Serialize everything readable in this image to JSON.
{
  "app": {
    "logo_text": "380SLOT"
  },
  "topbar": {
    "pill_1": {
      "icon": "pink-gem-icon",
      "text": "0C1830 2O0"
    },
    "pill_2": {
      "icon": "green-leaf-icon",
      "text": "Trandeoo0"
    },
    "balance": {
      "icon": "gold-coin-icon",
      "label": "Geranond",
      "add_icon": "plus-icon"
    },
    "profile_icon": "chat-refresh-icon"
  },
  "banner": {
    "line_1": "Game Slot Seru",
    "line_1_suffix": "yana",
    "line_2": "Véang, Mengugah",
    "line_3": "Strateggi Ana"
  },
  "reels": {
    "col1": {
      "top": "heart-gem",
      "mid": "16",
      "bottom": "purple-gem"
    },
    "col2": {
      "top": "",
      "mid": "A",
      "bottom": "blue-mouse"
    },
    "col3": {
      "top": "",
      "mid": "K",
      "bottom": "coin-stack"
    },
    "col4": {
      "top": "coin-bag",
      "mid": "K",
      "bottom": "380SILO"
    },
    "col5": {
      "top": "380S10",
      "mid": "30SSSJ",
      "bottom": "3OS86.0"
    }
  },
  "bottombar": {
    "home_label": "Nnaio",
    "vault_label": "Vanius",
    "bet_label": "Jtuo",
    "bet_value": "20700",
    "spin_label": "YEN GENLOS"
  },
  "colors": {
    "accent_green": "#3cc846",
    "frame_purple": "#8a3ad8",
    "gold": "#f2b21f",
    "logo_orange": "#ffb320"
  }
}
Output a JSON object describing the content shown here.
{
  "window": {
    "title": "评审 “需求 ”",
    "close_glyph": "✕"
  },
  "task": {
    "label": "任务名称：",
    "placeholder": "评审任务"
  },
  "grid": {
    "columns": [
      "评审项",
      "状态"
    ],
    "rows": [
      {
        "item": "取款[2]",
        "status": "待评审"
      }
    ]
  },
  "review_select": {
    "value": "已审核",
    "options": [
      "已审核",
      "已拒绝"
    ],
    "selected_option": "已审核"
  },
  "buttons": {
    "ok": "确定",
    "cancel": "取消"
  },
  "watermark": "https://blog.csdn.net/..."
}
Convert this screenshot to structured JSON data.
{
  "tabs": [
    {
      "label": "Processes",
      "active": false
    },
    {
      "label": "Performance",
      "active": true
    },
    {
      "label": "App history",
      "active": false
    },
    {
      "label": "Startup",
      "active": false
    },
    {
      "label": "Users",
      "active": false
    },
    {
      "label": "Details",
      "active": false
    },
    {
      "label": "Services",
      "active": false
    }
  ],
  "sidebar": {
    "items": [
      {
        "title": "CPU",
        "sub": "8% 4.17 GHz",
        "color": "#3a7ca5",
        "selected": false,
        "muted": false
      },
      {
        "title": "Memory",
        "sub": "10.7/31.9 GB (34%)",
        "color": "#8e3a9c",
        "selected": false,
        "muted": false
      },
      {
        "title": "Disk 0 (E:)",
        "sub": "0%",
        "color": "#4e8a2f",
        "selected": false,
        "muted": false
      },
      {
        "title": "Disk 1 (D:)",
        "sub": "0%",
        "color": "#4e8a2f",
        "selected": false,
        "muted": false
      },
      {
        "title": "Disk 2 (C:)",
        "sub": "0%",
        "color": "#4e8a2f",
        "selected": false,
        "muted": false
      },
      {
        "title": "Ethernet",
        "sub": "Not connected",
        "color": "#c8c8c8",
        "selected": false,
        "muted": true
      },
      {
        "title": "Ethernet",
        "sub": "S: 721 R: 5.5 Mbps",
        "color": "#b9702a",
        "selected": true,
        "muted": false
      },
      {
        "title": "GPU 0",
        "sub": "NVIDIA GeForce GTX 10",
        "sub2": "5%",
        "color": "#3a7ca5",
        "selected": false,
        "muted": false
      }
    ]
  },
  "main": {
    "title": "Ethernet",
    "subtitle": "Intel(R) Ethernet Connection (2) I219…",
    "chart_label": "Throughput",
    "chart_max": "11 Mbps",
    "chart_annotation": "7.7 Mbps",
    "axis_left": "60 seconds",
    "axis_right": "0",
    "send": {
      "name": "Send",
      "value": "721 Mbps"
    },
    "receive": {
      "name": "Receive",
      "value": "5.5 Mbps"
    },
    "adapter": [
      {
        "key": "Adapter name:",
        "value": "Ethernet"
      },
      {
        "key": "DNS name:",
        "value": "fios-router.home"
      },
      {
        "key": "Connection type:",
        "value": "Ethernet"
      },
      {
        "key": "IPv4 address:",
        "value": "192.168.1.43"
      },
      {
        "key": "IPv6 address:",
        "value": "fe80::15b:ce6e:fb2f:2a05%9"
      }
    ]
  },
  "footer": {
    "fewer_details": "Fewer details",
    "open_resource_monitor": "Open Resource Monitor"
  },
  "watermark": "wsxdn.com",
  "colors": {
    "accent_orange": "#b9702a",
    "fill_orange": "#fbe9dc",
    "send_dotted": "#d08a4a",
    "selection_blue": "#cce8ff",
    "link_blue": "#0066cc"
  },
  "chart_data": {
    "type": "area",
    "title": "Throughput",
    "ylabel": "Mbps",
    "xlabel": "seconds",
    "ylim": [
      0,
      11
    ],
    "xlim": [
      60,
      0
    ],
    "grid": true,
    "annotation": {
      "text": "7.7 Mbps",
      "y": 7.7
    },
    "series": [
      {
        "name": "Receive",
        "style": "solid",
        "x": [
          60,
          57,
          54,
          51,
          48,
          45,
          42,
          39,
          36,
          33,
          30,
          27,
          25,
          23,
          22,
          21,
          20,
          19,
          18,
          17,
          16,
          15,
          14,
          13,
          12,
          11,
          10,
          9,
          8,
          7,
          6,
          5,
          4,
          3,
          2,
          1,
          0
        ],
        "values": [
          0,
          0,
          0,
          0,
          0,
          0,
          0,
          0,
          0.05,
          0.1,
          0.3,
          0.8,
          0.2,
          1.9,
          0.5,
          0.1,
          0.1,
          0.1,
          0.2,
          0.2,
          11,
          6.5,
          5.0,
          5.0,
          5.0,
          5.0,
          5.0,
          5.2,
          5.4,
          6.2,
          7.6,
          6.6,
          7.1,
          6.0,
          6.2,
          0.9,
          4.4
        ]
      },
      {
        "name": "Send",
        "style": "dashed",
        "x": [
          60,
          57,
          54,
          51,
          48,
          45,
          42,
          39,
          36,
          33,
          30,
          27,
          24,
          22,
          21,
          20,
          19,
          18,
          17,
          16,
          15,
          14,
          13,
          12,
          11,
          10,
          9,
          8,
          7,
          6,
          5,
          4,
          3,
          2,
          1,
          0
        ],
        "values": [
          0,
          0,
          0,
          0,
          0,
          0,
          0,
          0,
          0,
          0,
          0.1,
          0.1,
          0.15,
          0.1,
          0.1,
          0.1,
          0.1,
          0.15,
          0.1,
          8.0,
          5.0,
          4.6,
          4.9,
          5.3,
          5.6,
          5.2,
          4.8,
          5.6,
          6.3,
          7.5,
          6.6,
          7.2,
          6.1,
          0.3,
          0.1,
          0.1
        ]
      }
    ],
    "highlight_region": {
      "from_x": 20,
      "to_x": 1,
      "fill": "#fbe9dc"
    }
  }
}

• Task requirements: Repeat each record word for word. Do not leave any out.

• Task output:
Serialize everything readable in this image to JSON.
{
  "app": {
    "logo_text": "380SLOT"
  },
  "topbar": {
    "pill_1": {
      "icon": "pink-gem-icon",
      "text": "0C1830 2O0"
    },
    "pill_2": {
      "icon": "green-leaf-icon",
      "text": "Trandeoo0"
    },
    "balance": {
      "icon": "gold-coin-icon",
      "label": "Geranond",
      "add_icon": "plus-icon"
    },
    "profile_icon": "chat-refresh-icon"
  },
  "banner": {
    "line_1": "Game Slot Seru",
    "line_1_suffix": "yana",
    "line_2": "Véang, Mengugah",
    "line_3": "Strateggi Ana"
  },
  "reels": {
    "col1": {
      "top": "heart-gem",
      "mid": "16",
      "bottom": "purple-gem"
    },
    "col2": {
      "top": "",
      "mid": "A",
      "bottom": "blue-mouse"
    },
    "col3": {
      "top": "",
      "mid": "K",
      "bottom": "coin-stack"
    },
    "col4": {
      "top": "coin-bag",
      "mid": "K",
      "bottom": "380SILO"
    },
    "col5": {
      "top": "380S10",
      "mid": "30SSSJ",
      "bottom": "3OS86.0"
    }
  },
  "bottombar": {
    "home_label": "Nnaio",
    "vault_label": "Vanius",
    "bet_label": "Jtuo",
    "bet_value": "20700",
    "spin_label": "YEN GENLOS"
  },
  "colors": {
    "accent_green": "#3cc846",
    "frame_purple": "#8a3ad8",
    "gold": "#f2b21f",
    "logo_orange": "#ffb320"
  }
}
Output a JSON object describing the content shown here.
{
  "window": {
    "title": "评审 “需求 ”",
    "close_glyph": "✕"
  },
  "task": {
    "label": "任务名称：",
    "placeholder": "评审任务"
  },
  "grid": {
    "columns": [
      "评审项",
      "状态"
    ],
    "rows": [
      {
        "item": "取款[2]",
        "status": "待评审"
      }
    ]
  },
  "review_select": {
    "value": "已审核",
    "options": [
      "已审核",
      "已拒绝"
    ],
    "selected_option": "已审核"
  },
  "buttons": {
    "ok": "确定",
    "cancel": "取消"
  },
  "watermark": "https://blog.csdn.net/..."
}
Convert this screenshot to structured JSON data.
{
  "tabs": [
    {
      "label": "Processes",
      "active": false
    },
    {
      "label": "Performance",
      "active": true
    },
    {
      "label": "App history",
      "active": false
    },
    {
      "label": "Startup",
      "active": false
    },
    {
      "label": "Users",
      "active": false
    },
    {
      "label": "Details",
      "active": false
    },
    {
      "label": "Services",
      "active": false
    }
  ],
  "sidebar": {
    "items": [
      {
        "title": "CPU",
        "sub": "8% 4.17 GHz",
        "color": "#3a7ca5",
        "selected": false,
        "muted": false
      },
      {
        "title": "Memory",
        "sub": "10.7/31.9 GB (34%)",
        "color": "#8e3a9c",
        "selected": false,
        "muted": false
      },
      {
        "title": "Disk 0 (E:)",
        "sub": "0%",
        "color": "#4e8a2f",
        "selected": false,
        "muted": false
      },
      {
        "title": "Disk 1 (D:)",
        "sub": "0%",
        "color": "#4e8a2f",
        "selected": false,
        "muted": false
      },
      {
        "title": "Disk 2 (C:)",
        "sub": "0%",
        "color": "#4e8a2f",
        "selected": false,
        "muted": false
      },
      {
        "title": "Ethernet",
        "sub": "Not connected",
        "color": "#c8c8c8",
        "selected": false,
        "muted": true
      },
      {
        "title": "Ethernet",
        "sub": "S: 721 R: 5.5 Mbps",
        "color": "#b9702a",
        "selected": true,
        "muted": false
      },
      {
        "title": "GPU 0",
        "sub": "NVIDIA GeForce GTX 10",
        "sub2": "5%",
        "color": "#3a7ca5",
        "selected": false,
        "muted": false
      }
    ]
  },
  "main": {
    "title": "Ethernet",
    "subtitle": "Intel(R) Ethernet Connection (2) I219…",
    "chart_label": "Throughput",
    "chart_max": "11 Mbps",
    "chart_annotation": "7.7 Mbps",
    "axis_left": "60 seconds",
    "axis_right": "0",
    "send": {
      "name": "Send",
      "value": "721 Mbps"
    },
    "receive": {
      "name": "Receive",
      "value": "5.5 Mbps"
    },
    "adapter": [
      {
        "key": "Adapter name:",
        "value": "Ethernet"
      },
      {
        "key": "DNS name:",
        "value": "fios-router.home"
      },
      {
        "key": "Connection type:",
        "value": "Ethernet"
      },
      {
        "key": "IPv4 address:",
        "value": "192.168.1.43"
      },
      {
        "key": "IPv6 address:",
        "value": "fe80::15b:ce6e:fb2f:2a05%9"
      }
    ]
  },
  "footer": {
    "fewer_details": "Fewer details",
    "open_resource_monitor": "Open Resource Monitor"
  },
  "watermark": "wsxdn.com",
  "colors": {
    "accent_orange": "#b9702a",
    "fill_orange": "#fbe9dc",
    "send_dotted": "#d08a4a",
    "selection_blue": "#cce8ff",
    "link_blue": "#0066cc"
  },
  "chart_data": {
    "type": "area",
    "title": "Throughput",
    "ylabel": "Mbps",
    "xlabel": "seconds",
    "ylim": [
      0,
      11
    ],
    "xlim": [
      60,
      0
    ],
    "grid": true,
    "annotation": {
      "text": "7.7 Mbps",
      "y": 7.7
    },
    "series": [
      {
        "name": "Receive",
        "style": "solid",
        "x": [
          60,
          57,
          54,
          51,
          48,
          45,
          42,
          39,
          36,
          33,
          30,
          27,
          25,
          23,
          22,
          21,
          20,
          19,
          18,
          17,
          16,
          15,
          14,
          13,
          12,
          11,
          10,
          9,
          8,
          7,
          6,
          5,
          4,
          3,
          2,
          1,
          0
        ],
        "values": [
          0,
          0,
          0,
          0,
          0,
          0,
          0,
          0,
          0.05,
          0.1,
          0.3,
          0.8,
          0.2,
          1.9,
          0.5,
          0.1,
          0.1,
          0.1,
          0.2,
          0.2,
          11,
          6.5,
          5.0,
          5.0,
          5.0,
          5.0,
          5.0,
          5.2,
          5.4,
          6.2,
          7.6,
          6.6,
          7.1,
          6.0,
          6.2,
          0.9,
          4.4
        ]
      },
      {
        "name": "Send",
        "style": "dashed",
        "x": [
          60,
          57,
          54,
          51,
          48,
          45,
          42,
          39,
          36,
          33,
          30,
          27,
          24,
          22,
          21,
          20,
          19,
          18,
          17,
          16,
          15,
          14,
          13,
          12,
          11,
          10,
          9,
          8,
          7,
          6,
          5,
          4,
          3,
          2,
          1,
          0
        ],
        "values": [
          0,
          0,
          0,
          0,
          0,
          0,
          0,
          0,
          0,
          0,
          0.1,
          0.1,
          0.15,
          0.1,
          0.1,
          0.1,
          0.1,
          0.15,
          0.1,
          8.0,
          5.0,
          4.6,
          4.9,
          5.3,
          5.6,
          5.2,
          4.8,
          5.6,
          6.3,
          7.5,
          6.6,
          7.2,
          6.1,
          0.3,
          0.1,
          0.1
        ]
      }
    ],
    "highlight_region": {
      "from_x": 20,
      "to_x": 1,
      "fill": "#fbe9dc"
    }
  }
}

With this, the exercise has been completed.